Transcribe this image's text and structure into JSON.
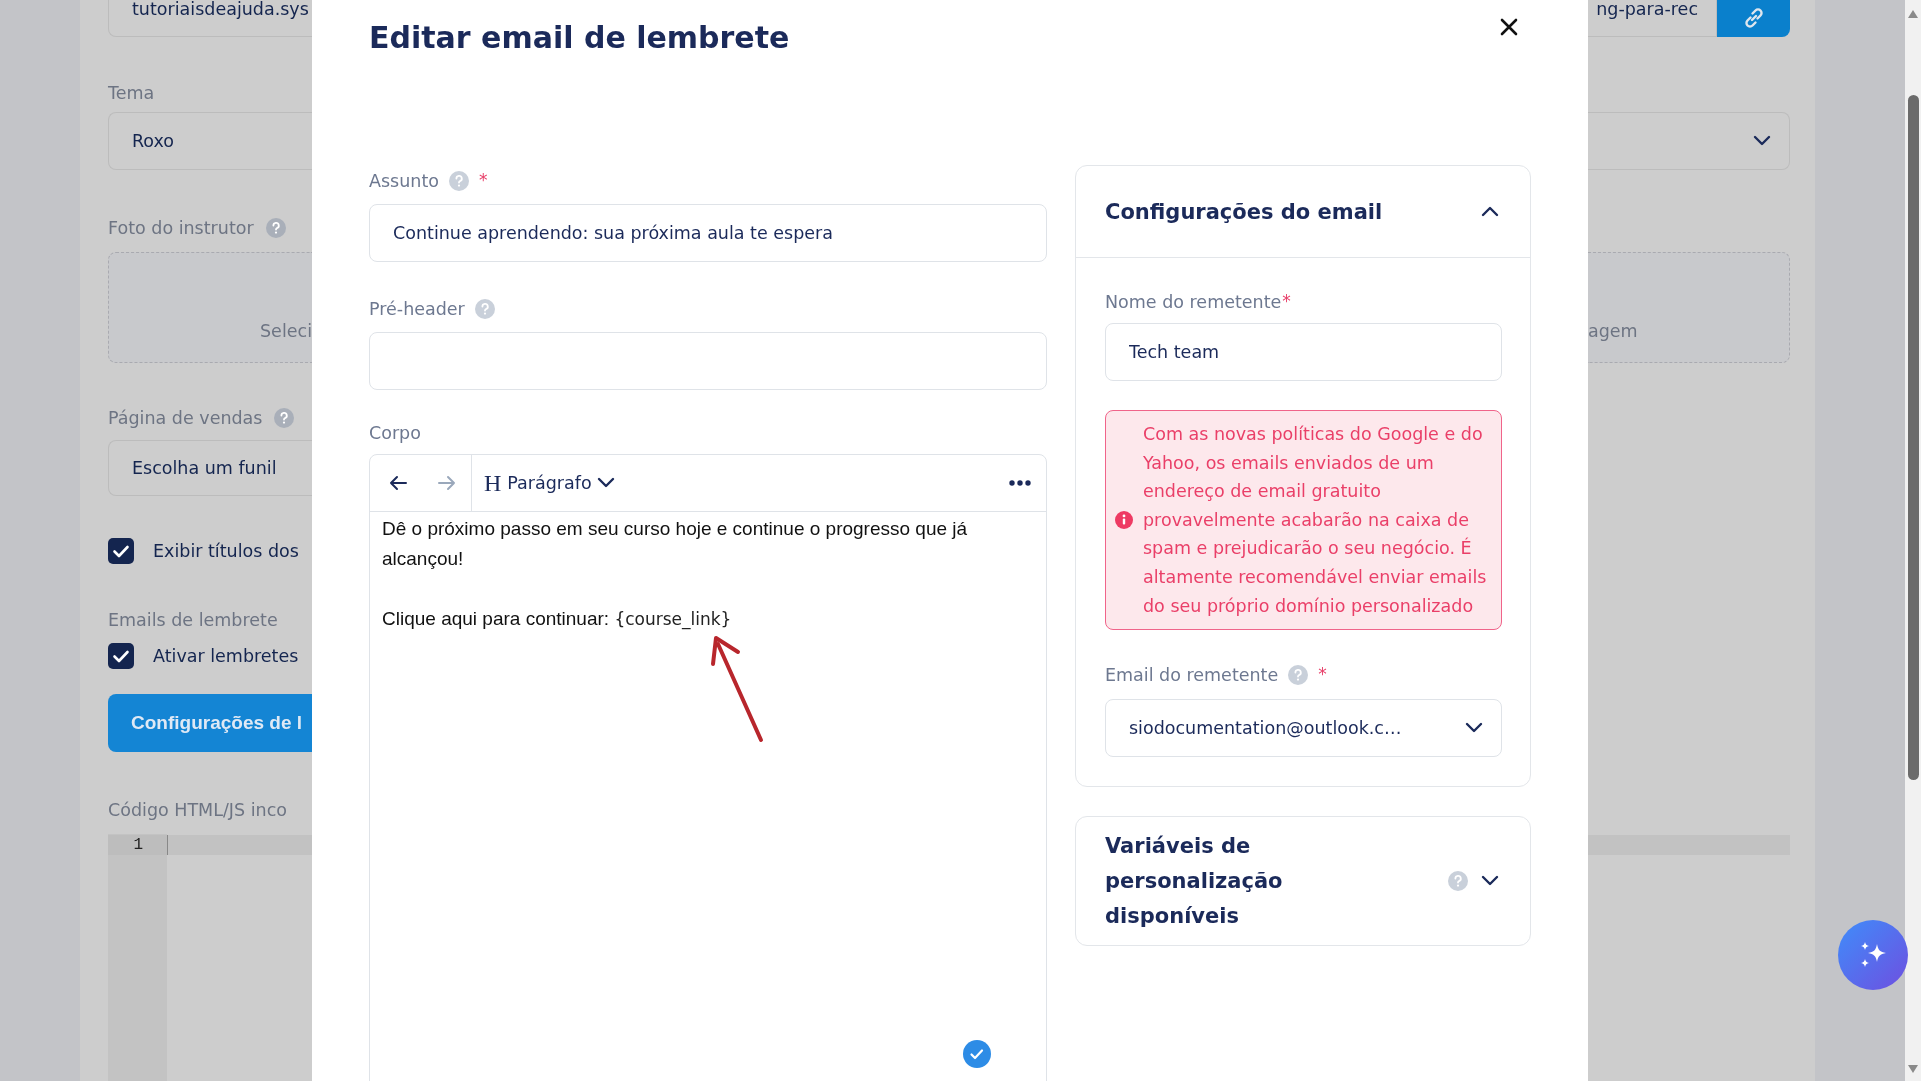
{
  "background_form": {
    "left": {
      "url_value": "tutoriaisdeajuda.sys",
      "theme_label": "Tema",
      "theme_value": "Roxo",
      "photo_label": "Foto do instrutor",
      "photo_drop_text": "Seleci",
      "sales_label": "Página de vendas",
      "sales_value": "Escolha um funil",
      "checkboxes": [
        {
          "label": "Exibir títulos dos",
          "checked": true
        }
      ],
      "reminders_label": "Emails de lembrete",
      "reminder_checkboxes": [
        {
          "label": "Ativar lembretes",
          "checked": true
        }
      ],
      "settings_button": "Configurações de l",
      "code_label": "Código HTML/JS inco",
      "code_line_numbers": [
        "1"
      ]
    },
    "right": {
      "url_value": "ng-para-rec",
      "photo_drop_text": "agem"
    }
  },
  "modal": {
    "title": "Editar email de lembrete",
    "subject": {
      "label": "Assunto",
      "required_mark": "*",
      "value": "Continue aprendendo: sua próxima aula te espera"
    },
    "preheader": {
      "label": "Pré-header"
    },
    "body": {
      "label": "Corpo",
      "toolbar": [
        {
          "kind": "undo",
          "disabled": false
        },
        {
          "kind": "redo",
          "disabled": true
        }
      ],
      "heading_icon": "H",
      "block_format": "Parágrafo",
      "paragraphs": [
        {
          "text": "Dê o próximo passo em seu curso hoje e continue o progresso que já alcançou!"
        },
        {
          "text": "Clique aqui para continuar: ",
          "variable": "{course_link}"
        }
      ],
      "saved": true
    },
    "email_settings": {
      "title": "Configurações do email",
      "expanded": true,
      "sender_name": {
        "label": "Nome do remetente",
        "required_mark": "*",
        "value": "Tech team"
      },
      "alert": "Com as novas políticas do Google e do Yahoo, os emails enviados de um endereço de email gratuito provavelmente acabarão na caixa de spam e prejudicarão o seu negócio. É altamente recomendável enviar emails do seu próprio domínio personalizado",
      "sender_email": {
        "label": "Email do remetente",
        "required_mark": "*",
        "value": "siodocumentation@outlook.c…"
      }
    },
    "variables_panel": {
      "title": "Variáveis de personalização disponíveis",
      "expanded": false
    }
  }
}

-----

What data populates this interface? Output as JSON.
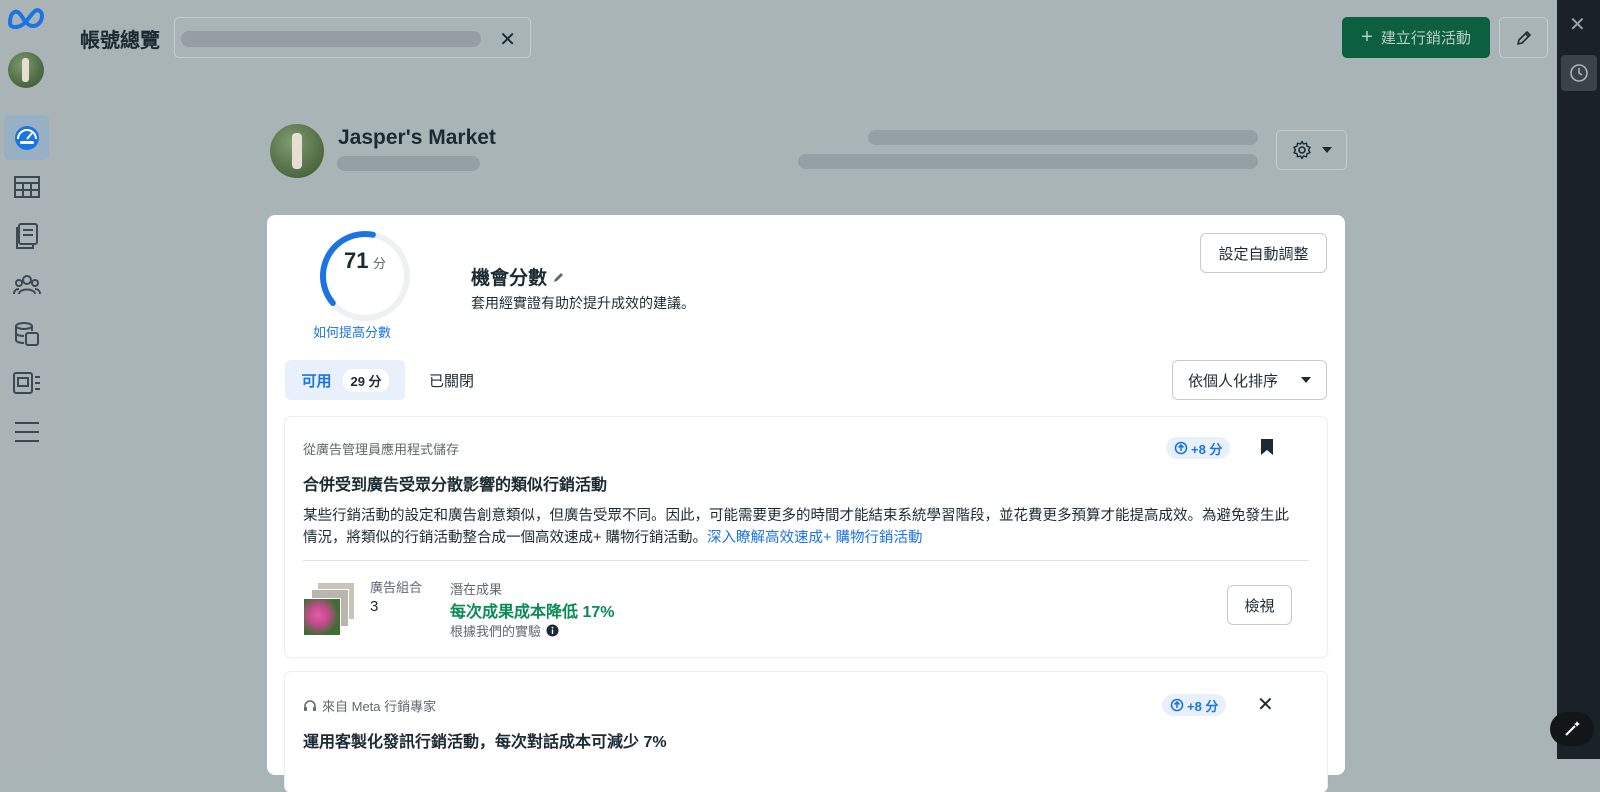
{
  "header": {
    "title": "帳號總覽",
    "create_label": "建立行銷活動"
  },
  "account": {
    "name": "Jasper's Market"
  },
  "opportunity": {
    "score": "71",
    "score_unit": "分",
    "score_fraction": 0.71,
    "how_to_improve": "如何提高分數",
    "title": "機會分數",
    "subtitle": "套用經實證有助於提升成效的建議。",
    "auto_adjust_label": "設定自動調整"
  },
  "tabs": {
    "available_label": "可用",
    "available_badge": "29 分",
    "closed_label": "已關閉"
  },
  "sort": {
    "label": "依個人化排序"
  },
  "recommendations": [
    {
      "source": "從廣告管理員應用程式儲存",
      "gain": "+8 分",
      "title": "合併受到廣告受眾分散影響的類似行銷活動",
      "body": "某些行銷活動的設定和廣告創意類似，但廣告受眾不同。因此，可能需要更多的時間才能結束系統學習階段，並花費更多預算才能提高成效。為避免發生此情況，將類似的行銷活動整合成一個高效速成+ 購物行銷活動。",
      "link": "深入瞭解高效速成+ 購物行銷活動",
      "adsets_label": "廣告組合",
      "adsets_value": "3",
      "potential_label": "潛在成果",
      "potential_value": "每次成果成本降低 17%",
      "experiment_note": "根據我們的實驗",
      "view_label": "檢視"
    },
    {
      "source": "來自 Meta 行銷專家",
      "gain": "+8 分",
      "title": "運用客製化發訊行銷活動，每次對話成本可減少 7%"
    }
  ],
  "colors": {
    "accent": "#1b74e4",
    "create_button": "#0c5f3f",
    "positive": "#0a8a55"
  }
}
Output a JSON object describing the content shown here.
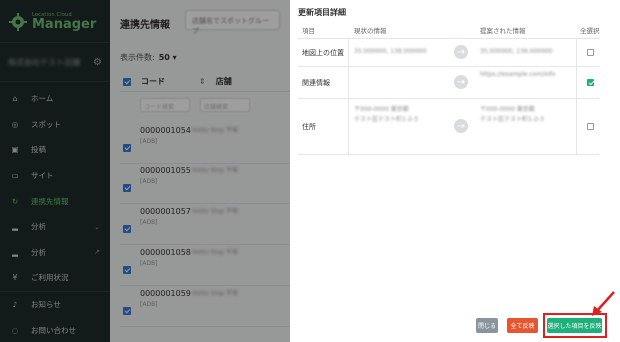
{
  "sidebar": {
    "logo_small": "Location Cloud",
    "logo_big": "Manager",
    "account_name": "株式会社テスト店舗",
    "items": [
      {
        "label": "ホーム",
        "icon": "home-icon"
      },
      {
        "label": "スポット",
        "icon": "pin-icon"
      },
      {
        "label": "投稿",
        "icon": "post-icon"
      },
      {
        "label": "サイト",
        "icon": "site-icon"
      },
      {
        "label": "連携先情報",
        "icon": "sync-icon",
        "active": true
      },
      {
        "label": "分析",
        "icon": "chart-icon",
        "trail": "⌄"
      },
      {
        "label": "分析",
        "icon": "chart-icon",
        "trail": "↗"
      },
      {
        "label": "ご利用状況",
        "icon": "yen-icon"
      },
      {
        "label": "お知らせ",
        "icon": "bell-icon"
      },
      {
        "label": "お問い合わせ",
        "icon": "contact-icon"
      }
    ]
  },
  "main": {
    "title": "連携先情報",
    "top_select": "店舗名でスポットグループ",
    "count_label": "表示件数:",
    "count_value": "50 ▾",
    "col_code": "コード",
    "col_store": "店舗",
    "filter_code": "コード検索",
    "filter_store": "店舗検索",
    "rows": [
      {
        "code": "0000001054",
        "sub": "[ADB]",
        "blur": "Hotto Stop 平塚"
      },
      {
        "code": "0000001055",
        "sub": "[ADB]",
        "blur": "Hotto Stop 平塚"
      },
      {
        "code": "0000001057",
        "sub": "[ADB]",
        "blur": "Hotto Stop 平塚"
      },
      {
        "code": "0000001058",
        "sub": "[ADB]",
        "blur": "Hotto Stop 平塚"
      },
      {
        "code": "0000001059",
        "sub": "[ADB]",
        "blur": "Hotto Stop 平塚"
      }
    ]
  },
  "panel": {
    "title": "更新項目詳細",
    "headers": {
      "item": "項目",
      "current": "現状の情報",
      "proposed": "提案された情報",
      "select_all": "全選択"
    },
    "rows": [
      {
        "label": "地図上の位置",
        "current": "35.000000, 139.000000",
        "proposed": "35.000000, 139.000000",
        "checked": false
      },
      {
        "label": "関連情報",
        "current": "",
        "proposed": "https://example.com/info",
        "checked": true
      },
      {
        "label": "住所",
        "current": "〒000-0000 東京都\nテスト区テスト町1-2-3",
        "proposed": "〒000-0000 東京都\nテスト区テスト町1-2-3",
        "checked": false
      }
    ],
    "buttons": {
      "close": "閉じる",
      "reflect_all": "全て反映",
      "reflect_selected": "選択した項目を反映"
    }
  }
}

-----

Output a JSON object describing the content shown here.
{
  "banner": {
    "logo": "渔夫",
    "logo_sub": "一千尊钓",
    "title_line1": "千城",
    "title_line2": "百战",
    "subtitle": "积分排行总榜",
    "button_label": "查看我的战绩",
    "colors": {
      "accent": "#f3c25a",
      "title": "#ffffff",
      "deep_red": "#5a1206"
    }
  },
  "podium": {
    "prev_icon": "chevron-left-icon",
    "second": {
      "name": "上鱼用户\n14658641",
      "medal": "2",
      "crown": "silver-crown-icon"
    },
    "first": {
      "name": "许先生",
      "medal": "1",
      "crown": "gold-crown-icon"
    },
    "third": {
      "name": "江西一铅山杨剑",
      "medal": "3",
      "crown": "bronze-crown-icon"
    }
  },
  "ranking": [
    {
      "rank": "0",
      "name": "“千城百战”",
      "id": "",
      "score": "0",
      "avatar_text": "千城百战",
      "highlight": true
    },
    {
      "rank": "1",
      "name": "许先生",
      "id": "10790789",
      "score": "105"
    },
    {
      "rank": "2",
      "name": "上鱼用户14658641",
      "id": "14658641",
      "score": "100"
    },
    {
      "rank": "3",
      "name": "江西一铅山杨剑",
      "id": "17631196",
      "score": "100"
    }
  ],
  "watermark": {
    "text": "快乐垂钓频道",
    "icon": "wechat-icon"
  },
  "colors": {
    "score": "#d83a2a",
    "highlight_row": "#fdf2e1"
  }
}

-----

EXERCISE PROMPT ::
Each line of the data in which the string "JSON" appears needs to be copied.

OUTPUT OF THE TASK ::
Transcribe this image's text and structure into JSON.
What data populates this interface? Output as JSON.
Output a JSON object describing the content shown here.
Output a JSON object describing the content shown here.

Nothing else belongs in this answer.